**Exercise description**
Could you filter the records below and keep only the lines with the word "screenshot"?

Saved entries:
═══

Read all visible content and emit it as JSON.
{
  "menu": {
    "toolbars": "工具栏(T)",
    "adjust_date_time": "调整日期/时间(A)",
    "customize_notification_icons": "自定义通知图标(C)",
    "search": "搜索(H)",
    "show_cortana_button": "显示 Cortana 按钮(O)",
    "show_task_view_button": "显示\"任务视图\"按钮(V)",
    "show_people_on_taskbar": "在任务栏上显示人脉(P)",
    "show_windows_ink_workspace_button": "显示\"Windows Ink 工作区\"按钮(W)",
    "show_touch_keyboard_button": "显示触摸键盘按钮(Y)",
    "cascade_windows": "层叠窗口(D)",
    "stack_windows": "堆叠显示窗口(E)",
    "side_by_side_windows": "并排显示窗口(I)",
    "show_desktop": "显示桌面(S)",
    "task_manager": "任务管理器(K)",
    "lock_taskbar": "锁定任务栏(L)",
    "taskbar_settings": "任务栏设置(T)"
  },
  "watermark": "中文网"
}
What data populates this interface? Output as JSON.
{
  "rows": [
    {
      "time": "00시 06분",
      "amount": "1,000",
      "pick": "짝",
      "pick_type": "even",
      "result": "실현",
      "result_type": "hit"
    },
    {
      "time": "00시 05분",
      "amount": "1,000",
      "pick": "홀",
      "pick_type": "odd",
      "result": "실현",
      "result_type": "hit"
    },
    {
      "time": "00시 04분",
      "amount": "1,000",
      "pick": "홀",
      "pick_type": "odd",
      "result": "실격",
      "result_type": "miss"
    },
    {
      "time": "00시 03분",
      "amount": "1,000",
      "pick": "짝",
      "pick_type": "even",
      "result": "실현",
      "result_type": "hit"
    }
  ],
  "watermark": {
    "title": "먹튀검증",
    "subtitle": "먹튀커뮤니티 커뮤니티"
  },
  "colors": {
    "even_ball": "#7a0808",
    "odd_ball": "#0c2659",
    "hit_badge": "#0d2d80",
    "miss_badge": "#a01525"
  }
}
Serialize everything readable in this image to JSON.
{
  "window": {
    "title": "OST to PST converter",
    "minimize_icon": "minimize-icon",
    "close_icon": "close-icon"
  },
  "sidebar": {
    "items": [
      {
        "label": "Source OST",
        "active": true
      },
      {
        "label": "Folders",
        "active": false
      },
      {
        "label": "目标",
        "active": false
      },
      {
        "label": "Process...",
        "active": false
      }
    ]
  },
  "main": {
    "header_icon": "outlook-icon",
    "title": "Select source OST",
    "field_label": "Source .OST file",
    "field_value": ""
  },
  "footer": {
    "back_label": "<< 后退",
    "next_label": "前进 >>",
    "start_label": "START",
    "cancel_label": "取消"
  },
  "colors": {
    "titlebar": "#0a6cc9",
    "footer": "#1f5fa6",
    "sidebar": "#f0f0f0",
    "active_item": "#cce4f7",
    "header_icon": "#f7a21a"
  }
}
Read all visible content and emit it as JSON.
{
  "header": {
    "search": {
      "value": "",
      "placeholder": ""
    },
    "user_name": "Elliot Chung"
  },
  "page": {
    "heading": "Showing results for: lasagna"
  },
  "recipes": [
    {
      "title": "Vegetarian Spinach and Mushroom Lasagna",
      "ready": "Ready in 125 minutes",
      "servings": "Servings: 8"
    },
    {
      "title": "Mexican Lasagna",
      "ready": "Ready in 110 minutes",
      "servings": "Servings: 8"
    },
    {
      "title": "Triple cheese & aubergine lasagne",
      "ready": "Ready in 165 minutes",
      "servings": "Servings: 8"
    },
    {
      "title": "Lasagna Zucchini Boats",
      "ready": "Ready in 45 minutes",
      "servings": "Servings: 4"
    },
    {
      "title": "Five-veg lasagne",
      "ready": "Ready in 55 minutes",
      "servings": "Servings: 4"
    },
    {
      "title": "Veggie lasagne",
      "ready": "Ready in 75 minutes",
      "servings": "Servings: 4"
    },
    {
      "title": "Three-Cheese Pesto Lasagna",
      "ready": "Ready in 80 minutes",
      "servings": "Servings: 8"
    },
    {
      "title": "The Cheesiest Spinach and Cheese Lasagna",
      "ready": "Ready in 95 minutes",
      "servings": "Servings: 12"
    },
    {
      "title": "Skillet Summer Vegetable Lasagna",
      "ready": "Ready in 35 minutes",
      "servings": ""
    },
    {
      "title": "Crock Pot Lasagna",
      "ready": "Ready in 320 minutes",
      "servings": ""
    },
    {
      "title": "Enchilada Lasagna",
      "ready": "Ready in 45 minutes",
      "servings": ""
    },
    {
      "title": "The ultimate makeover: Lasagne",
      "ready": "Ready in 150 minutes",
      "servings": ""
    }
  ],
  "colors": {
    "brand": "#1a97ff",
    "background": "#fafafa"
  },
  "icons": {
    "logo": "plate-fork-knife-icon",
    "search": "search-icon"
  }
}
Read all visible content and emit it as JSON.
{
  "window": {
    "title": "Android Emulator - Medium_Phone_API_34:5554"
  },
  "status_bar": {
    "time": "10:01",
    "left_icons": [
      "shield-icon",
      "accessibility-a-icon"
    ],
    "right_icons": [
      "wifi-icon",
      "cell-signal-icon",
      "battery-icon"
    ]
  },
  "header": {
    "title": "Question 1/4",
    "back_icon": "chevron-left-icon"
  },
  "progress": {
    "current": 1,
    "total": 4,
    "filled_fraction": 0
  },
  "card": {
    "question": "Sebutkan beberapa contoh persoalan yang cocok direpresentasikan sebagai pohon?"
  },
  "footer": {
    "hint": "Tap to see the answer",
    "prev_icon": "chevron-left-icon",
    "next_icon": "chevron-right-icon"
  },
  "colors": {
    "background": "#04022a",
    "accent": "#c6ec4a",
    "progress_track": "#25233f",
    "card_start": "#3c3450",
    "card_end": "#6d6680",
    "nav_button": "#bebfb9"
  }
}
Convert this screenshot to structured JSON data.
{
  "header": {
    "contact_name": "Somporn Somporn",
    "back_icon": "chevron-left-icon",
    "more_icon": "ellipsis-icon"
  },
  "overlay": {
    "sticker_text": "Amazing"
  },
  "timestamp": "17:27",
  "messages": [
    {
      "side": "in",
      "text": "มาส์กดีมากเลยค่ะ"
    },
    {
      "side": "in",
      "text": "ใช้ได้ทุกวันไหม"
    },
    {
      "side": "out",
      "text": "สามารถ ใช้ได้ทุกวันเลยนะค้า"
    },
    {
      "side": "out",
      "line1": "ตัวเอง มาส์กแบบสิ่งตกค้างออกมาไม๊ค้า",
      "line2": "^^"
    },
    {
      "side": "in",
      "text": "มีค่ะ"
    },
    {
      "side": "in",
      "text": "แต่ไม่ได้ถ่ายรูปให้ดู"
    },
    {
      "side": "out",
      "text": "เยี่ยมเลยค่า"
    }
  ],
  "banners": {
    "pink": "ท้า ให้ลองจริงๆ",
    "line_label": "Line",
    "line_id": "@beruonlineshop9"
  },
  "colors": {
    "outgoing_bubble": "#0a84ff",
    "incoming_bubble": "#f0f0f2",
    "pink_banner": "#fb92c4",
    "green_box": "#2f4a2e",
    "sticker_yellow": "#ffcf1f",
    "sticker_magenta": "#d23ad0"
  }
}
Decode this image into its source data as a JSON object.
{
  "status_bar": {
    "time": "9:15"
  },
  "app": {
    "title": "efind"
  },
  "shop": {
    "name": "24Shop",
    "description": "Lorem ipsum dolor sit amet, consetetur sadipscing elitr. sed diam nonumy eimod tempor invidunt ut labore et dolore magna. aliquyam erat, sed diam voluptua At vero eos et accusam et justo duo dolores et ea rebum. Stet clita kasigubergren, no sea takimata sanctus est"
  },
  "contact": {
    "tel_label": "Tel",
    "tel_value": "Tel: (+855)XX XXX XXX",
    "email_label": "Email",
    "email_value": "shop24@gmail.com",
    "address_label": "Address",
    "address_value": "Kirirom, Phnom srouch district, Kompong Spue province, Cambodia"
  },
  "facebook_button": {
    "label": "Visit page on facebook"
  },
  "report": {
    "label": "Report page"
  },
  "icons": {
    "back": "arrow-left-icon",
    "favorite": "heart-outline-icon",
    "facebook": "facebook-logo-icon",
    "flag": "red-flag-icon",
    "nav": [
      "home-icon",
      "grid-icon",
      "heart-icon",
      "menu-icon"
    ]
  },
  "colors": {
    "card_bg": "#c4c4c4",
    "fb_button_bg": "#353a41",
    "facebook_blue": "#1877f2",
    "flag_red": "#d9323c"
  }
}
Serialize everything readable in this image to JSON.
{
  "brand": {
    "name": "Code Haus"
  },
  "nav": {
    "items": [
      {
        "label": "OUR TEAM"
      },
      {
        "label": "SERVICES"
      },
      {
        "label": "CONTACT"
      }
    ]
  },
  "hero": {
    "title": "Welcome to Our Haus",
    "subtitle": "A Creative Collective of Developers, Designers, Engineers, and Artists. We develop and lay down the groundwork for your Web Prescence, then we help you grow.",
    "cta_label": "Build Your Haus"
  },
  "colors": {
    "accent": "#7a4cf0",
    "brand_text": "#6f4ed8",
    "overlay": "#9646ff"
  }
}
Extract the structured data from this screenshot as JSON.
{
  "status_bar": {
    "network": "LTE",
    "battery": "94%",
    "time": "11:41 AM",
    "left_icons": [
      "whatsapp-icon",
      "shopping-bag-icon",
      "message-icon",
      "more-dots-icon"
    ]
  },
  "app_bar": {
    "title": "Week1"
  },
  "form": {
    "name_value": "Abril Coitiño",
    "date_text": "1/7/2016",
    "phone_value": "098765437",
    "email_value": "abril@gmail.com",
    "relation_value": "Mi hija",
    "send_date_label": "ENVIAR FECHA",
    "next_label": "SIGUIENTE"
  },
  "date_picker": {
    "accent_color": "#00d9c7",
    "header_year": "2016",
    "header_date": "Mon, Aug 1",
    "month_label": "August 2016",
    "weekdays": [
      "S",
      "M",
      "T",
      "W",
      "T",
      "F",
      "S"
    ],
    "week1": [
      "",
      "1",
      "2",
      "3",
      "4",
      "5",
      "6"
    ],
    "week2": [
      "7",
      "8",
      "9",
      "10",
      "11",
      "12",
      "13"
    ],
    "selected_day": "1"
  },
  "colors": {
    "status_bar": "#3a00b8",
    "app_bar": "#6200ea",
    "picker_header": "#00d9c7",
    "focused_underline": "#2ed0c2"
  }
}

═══

**Task response**
Convert this screenshot to structured JSON data.
Extract the structured data from this screenshot as JSON.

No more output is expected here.